The cycle becomes a natural part of life, as the individual applies this principle to every aspect of their lifestyle. The person may choose to increase of decrease the amount spent on clothing, transportation, food, shelter, education, healthcare, and/or entertainment. The person’s choices of employment are also affected by decisions to upsize or downsize his or her income and other benefits. For instance, the person may choose to increase his or her income by upsizing the amount of pay for employment. Or perhaps, he or she decides to decrease the income by retiring or changing jobs. The individual continues the cycle with every purchase, every lifestyle change, and as every need and desire is sated or a new one arises.
How the Upsizing and Downsizing Cycle Becomes Vicious

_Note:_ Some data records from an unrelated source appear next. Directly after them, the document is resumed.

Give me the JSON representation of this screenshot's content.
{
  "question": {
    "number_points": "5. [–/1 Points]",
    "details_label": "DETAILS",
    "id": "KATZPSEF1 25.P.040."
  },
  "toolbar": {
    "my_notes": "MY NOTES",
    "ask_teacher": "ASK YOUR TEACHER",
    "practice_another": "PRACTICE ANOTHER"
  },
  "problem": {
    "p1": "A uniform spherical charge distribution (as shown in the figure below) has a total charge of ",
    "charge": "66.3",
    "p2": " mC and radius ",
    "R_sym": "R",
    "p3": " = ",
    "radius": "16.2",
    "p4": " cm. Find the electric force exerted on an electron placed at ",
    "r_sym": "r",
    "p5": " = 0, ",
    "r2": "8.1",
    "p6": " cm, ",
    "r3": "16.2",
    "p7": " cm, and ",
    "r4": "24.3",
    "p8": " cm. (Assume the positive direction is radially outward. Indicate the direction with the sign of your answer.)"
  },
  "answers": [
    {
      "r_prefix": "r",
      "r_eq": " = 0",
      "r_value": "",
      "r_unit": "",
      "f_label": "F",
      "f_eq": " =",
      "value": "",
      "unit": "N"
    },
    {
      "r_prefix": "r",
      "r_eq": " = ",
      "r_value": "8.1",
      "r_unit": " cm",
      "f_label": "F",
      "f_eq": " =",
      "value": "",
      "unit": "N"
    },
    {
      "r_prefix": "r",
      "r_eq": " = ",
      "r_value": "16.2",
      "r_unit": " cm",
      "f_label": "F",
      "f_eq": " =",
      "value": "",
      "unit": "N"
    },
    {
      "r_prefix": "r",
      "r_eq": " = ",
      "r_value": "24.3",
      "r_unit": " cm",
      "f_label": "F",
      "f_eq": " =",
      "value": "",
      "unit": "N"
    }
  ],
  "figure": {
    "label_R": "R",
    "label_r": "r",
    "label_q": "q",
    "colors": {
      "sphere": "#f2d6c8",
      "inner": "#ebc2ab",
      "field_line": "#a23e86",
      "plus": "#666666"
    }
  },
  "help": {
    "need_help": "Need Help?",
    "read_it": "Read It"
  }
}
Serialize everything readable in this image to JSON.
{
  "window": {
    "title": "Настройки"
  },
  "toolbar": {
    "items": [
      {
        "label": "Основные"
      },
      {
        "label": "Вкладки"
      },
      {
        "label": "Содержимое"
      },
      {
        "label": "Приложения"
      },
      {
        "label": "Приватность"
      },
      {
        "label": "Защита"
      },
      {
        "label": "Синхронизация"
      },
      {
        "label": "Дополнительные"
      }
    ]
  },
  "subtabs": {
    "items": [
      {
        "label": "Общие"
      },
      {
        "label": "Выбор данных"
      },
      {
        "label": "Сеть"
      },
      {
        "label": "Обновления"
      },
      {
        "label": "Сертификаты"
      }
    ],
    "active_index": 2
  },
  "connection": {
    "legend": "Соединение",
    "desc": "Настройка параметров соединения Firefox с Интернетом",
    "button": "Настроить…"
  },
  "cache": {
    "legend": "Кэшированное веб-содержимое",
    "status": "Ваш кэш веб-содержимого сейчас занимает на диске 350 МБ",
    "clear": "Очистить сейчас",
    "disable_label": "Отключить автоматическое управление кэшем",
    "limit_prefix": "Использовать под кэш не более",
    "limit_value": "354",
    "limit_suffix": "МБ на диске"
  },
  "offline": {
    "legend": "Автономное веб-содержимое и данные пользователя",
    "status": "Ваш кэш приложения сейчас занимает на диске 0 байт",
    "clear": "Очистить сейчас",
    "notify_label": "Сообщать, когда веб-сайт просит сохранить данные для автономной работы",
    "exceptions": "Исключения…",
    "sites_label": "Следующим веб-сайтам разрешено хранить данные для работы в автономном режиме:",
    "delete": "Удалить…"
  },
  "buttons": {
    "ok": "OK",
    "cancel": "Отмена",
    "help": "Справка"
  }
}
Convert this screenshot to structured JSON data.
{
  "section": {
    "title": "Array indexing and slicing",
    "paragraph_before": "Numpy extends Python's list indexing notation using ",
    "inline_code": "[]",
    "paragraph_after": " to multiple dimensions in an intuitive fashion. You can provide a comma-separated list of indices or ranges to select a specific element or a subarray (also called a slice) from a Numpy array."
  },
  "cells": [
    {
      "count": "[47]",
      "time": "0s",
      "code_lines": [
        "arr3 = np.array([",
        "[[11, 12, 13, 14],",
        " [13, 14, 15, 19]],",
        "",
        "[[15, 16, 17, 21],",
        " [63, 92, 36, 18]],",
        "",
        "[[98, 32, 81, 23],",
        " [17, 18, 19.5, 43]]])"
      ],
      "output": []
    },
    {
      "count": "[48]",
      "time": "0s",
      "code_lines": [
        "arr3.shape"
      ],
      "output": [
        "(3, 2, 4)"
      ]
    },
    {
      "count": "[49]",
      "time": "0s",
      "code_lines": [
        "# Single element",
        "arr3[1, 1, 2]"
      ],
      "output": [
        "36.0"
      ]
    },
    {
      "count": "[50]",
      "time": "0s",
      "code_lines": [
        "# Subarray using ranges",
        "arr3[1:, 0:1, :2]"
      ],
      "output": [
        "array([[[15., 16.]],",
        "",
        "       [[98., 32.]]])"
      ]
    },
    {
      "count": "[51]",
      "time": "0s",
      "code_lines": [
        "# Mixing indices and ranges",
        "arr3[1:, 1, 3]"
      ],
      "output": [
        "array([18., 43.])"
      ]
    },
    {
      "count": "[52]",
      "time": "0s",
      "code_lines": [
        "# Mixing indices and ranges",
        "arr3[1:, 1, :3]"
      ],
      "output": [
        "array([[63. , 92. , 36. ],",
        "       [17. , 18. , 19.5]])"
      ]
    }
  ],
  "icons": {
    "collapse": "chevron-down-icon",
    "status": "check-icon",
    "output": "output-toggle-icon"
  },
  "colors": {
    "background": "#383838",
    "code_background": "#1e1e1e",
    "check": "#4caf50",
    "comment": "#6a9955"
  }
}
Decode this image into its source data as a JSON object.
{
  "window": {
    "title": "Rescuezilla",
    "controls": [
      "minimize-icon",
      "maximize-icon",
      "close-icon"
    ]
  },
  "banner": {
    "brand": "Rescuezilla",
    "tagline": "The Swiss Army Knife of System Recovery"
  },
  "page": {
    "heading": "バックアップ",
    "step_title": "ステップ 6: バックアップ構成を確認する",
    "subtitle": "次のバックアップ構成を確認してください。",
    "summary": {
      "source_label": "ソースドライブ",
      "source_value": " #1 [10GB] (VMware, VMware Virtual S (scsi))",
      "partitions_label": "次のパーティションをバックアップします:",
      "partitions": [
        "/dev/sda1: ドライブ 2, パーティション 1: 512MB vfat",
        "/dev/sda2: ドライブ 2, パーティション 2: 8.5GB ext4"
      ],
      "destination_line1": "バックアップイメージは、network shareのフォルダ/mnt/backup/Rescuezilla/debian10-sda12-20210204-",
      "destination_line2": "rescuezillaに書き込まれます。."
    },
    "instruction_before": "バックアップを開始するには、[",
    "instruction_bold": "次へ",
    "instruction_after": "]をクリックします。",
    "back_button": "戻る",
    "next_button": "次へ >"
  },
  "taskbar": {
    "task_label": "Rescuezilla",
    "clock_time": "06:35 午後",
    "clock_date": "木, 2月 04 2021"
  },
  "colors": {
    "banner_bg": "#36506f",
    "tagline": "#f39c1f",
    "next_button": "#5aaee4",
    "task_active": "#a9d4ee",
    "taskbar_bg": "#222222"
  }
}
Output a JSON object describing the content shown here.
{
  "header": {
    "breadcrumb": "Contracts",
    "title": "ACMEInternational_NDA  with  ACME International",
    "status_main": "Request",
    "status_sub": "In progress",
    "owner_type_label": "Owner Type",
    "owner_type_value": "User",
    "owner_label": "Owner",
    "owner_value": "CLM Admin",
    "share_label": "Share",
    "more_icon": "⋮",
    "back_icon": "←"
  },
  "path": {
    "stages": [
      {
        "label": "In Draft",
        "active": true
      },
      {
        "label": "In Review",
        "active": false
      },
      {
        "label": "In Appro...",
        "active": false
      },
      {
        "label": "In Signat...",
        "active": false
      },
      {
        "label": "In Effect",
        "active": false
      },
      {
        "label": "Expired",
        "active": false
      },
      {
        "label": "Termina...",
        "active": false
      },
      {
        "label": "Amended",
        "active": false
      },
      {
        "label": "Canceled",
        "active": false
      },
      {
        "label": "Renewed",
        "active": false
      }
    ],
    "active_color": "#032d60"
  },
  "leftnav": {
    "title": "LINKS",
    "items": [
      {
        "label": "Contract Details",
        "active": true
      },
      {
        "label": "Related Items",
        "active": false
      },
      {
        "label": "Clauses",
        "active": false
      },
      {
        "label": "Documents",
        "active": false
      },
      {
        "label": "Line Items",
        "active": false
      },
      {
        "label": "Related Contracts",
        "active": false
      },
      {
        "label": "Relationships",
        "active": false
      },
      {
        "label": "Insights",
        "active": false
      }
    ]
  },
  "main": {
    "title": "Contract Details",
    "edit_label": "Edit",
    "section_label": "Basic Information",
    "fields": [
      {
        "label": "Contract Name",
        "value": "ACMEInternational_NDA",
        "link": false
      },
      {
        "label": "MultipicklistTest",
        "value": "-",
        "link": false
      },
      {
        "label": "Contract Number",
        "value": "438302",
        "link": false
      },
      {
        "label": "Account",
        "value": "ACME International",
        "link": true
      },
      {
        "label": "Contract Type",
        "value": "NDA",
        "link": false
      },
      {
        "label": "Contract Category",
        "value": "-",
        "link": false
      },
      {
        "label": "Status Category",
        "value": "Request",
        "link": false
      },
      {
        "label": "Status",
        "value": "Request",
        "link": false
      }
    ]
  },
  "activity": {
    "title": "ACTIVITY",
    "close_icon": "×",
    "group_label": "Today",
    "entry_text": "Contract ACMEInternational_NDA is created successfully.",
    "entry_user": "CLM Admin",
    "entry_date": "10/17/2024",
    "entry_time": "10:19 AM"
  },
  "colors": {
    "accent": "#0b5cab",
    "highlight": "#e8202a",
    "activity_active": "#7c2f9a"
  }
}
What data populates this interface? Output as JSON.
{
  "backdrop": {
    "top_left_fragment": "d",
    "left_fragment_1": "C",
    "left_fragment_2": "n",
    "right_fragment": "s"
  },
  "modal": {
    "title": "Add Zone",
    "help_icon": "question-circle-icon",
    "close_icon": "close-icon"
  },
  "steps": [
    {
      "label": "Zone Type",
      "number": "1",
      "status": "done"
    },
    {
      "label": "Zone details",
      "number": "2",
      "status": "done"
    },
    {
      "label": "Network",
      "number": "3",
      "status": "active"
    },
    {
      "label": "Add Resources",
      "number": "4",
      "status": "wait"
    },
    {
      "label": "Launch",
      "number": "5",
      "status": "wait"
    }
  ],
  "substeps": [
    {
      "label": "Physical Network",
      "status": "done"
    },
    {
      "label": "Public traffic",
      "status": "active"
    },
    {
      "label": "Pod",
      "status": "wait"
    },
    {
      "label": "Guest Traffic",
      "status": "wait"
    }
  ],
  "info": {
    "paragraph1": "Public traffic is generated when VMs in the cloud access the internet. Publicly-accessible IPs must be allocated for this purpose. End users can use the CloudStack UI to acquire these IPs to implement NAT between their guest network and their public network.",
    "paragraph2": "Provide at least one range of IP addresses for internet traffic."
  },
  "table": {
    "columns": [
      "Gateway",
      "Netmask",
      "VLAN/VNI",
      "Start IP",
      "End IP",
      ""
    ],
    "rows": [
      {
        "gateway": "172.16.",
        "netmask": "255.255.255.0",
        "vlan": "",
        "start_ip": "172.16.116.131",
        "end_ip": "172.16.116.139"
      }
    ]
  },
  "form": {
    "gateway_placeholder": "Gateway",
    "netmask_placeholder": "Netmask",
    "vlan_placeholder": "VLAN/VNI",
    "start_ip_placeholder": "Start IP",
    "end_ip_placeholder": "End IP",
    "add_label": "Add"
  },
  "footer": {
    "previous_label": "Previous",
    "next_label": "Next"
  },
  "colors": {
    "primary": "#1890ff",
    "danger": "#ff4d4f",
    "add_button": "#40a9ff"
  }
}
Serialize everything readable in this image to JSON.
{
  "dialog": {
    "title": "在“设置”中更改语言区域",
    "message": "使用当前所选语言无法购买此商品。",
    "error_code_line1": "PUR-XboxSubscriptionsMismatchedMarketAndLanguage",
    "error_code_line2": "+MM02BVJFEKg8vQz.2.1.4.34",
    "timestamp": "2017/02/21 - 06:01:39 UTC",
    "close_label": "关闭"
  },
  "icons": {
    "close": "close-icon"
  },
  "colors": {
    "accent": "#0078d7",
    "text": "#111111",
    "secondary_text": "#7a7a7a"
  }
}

When properly planned, upsizing and downsizing may have numerous benefits, whether it is an individual, family, business or government entity performing the upsize or downsize. However, if the upsizing or downsizing is forced upon a person, business or government, then it can have severe negative effects. Unfortunately, most of the downsizing of businesses and governments are forced occurrences. And once one part of the linked chain of consumer, business and government is forced to take any drastic action, then the rest are forced to react to the changed set of circumstances too. So the cycle may start out with a group of consumers changing their preferred diet. This lessened demand for the food they were eating makes the producers of foods for the old diet have to downsize, possibly making it impossible for the business to stay afloat. In the meantime, the increased demand may make another business upsize at a time when it was not prepared to do so. The company may go into a huge amount of debt, which forces it to lose its ability to stay competitive. Both companies may end up having to raise the prices of their products, passing the cost on to the consumers. The additional cost of the products makes the consumers and other businesses that rely on those products to have to find ways of reducing their spending or else increase their own income. Those who are not able to do either may end up going bankrupt, which in turn sets off another chain reaction.
How to Break the Vicious Cycle
Now that the vicious cycle has caused such a huge downturn of the global economy, the only way to right it is for everyone to pull together. Consumers, businesses and government entities must remember that they are all links in one chain and do have an effect on each other. Consumers must be willing to spend money in order for businesses to exist. Businesses and governments need to exist in order to provide employment, products and services to the consumers, thus providing consumers the money to spend.
If the negative impacts are going to be turned into positive ones, then someone has to stop the chain reactions by making some planned upsizing and downsizing decisions that will benefit the consumer, the business and the government. For instance, a company that has to downsize could lessen the negative impact on the local community and government by outsourcing some work to other local businesses. Consumers can also help lessen the negative effects by making a more conscious effort to help support the local businesses. Consumers, businesses and governments can form networks that help each other out. These networks can work together to adequately plan out any upsizing or downsizing so no one is forced into making an upsize or downsize at the wrong time. And most importantly, larger companies can network with smaller companies to help each other upsize and downsize in a way that does not create a huge amount of unemployment among the consumers.